The Co-op funds Youth Hostel accommodation refurbishment
The Co-operative Bank has agreed a £13m funding package with national accommodation provider YHA (the Youth Hostels Association) in England and Wales.
The Bank's specialist charity team has agreed to the funding which will be used to refurbish YHA's 200 youth hostels, bunk houses and camping barns across England and Wales, and to refinance a debt facility.
YHA has an ambitious strategy to reinvest in its entire hostel network, modernising facilities to meet customer demand and expectation.
The funding will enable YHA to significantly invest into its portfolio, including its Central London properties, which are popular with the backpacker market, and Loosehill Hall in the Peak District, a popular group hostel.
Barbara Hodgson, Regional Manager of The Co-operative Bank's Charity and Social Enterprise Team (North and Midlands), said: "The Youth Hostel Association is an organisation with a proven track record in providing quality accommodation to its customers.
"Despite the challenging economic outlook, this shows how the Bank continues to support charitable organisations and offer a full range of services to its clients.
"One of the main aims of YHA is to inspire everyone, especially young people, to broaden their horizons gaining knowledge and independence through new experiences of adventure and discovery.
"The plan that YHA has in place will undoubtedly ensure that individuals and groups will have access to high quality, affordable accommodation options across England and Wales and we are delighted to offer the organisation our support.
"Charities and social enterprises are increasingly seeking financial advice from companies they can trust and our proven track record and wealth of experience puts us in good stead to support these organisations moving forward."
Caroline White, Chief Executive at YHA: "Our vision is to reach out and enhance the lives of young people. We want to double the number of young people who experience YHA and the support of the Co-operative Bank will be essential in achieving that goal."
Recent data from The Co-operative Bank has shown that its charity business has doubled since 2008 with customer numbers increasing from 2,481 to 4,818.

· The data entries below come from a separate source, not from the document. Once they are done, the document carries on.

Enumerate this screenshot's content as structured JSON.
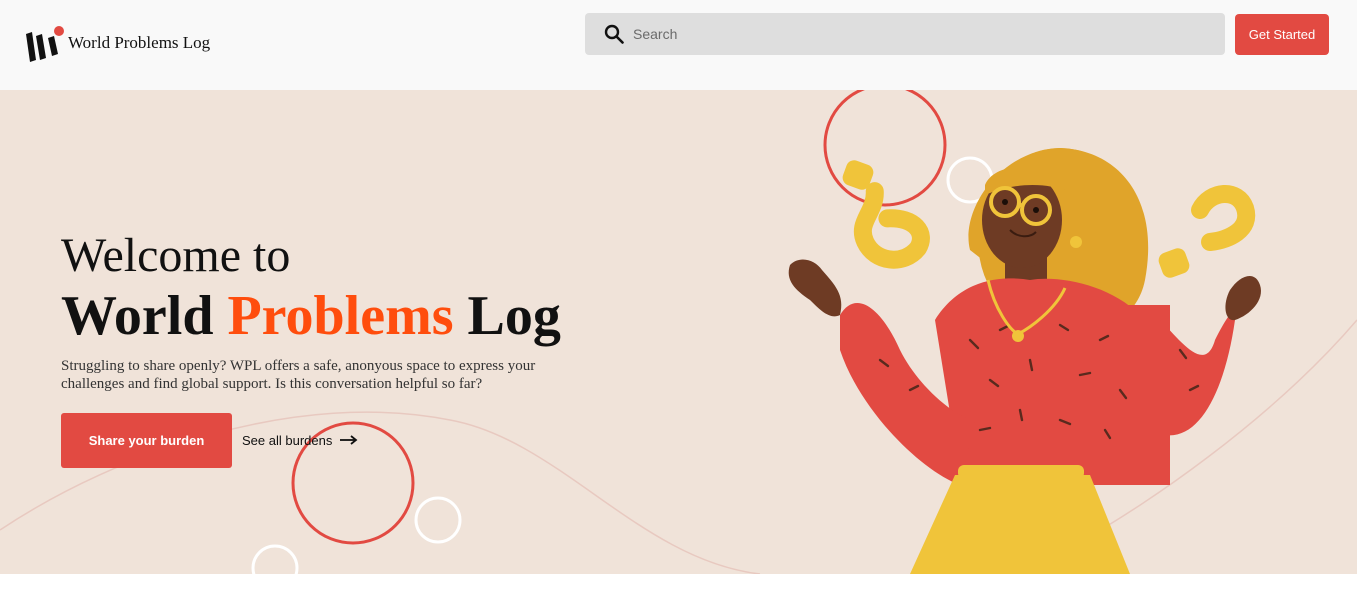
{
  "header": {
    "brand": "World Problems Log",
    "search_placeholder": "Search",
    "get_started_label": "Get Started"
  },
  "hero": {
    "welcome": "Welcome to",
    "title_part1": "World ",
    "title_accent": "Problems",
    "title_part2": " Log",
    "description": "Struggling to share openly? WPL offers a safe, anonyous space to express your challenges and find global support. Is this conversation helpful so far?",
    "share_label": "Share your burden",
    "see_all_label": "See all burdens"
  },
  "icons": {
    "logo": "wpl-logo-icon",
    "search": "search-icon",
    "arrow": "arrow-right-icon"
  },
  "colors": {
    "accent": "#e24a42",
    "title_accent": "#ff4d0d",
    "hero_bg": "#f0e3d9",
    "header_bg": "#f9f9f9",
    "search_bg": "#dedede"
  }
}
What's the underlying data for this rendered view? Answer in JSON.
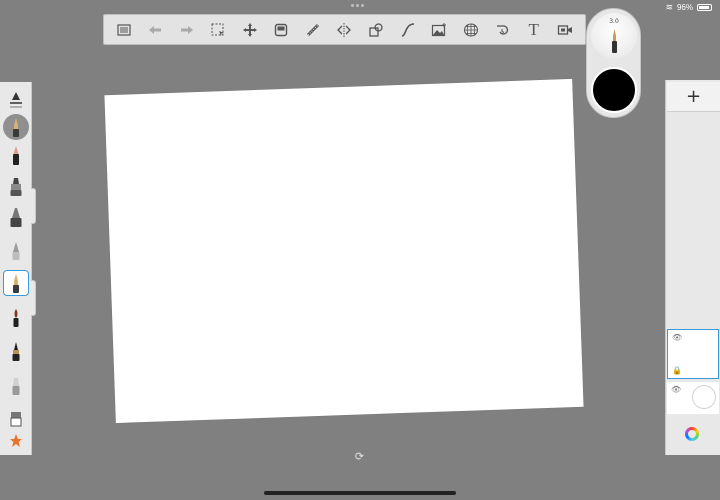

Research conducted by Eiris has showed that 78% of people would think worse of a charity if they knew they had money invested in activities contrary to its work and values. The Co-operative Group runs a dedicated programme to inspire young people to become active citizens in their community in order to change their world for the better through education, opportunities and campaigning.